## Task directions
From the listing below, extract each line containing the string "What".

## Source material
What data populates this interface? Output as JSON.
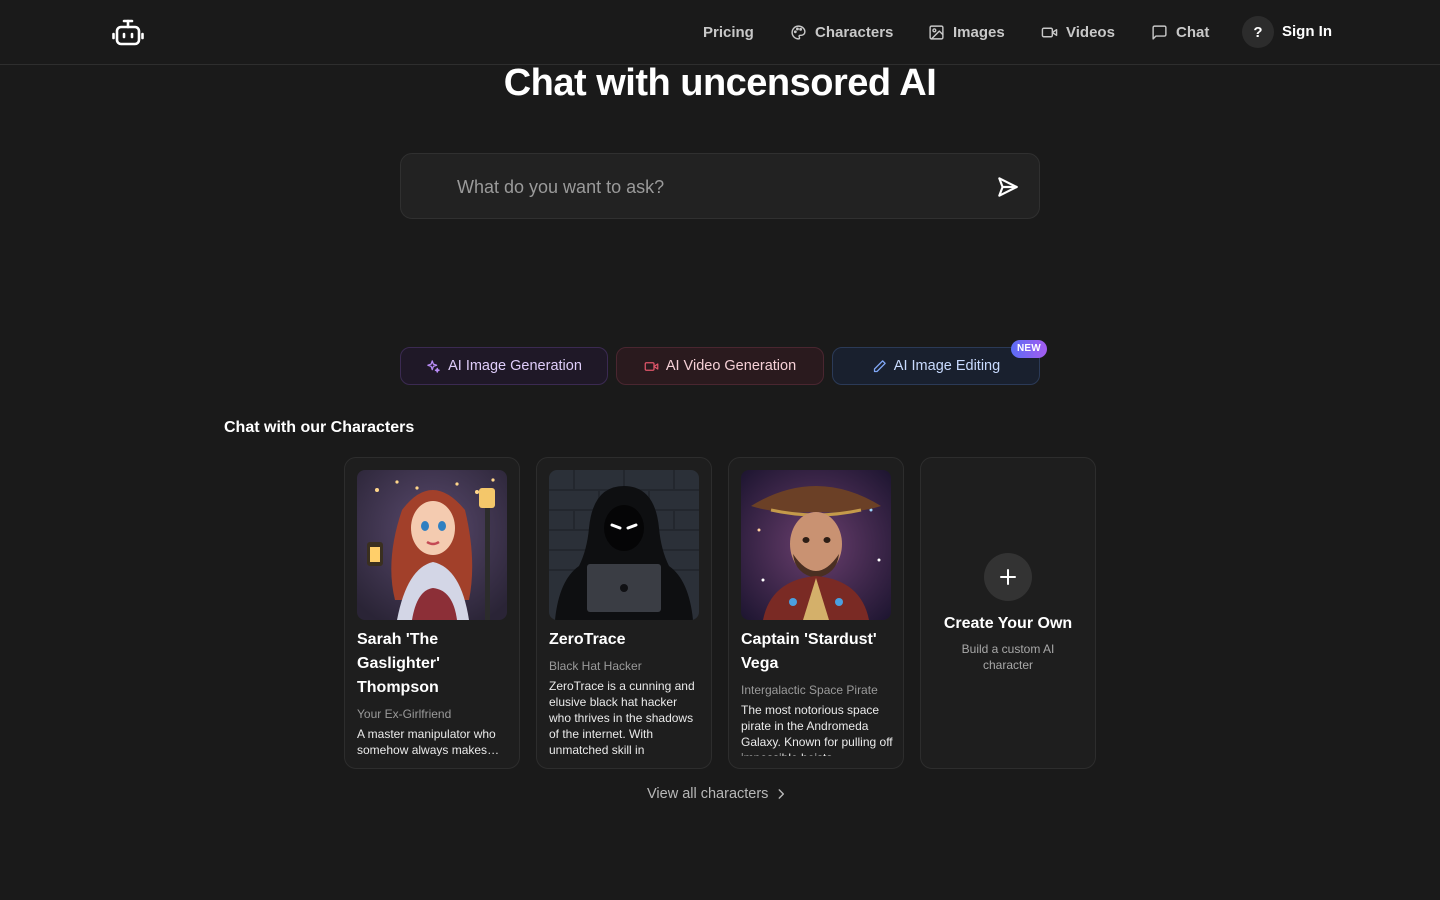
{
  "header": {
    "nav": [
      {
        "label": "Pricing",
        "icon": ""
      },
      {
        "label": "Characters",
        "icon": "palette-icon"
      },
      {
        "label": "Images",
        "icon": "image-icon"
      },
      {
        "label": "Videos",
        "icon": "video-icon"
      },
      {
        "label": "Chat",
        "icon": "chat-icon"
      }
    ],
    "help_label": "?",
    "signin_label": "Sign In"
  },
  "hero": {
    "title": "Chat with uncensored AI",
    "search_placeholder": "What do you want to ask?"
  },
  "features": [
    {
      "label": "AI Image Generation",
      "icon": "sparkles-icon"
    },
    {
      "label": "AI Video Generation",
      "icon": "video-icon"
    },
    {
      "label": "AI Image Editing",
      "icon": "pencil-icon",
      "badge": "NEW"
    }
  ],
  "characters_section": {
    "title": "Chat with our Characters",
    "cards": [
      {
        "name": "Sarah 'The Gaslighter' Thompson",
        "role": "Your Ex-Girlfriend",
        "description": "A master manipulator who somehow always makes you feel like everything is your fault."
      },
      {
        "name": "ZeroTrace",
        "role": "Black Hat Hacker",
        "description": "ZeroTrace is a cunning and elusive black hat hacker who thrives in the shadows of the internet. With unmatched skill in"
      },
      {
        "name": "Captain 'Stardust' Vega",
        "role": "Intergalactic Space Pirate",
        "description": "The most notorious space pirate in the Andromeda Galaxy. Known for pulling off impossible heists"
      }
    ],
    "create": {
      "title": "Create Your Own",
      "subtitle": "Build a custom AI character"
    },
    "view_all_label": "View all characters"
  },
  "colors": {
    "background": "#1a1a1a",
    "badge_gradient_start": "#5b6cf5",
    "badge_gradient_end": "#a45cf0"
  }
}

## Reply to the exercise
What data populates this interface? Output as JSON.
    "search_placeholder": "What do you want to ask?"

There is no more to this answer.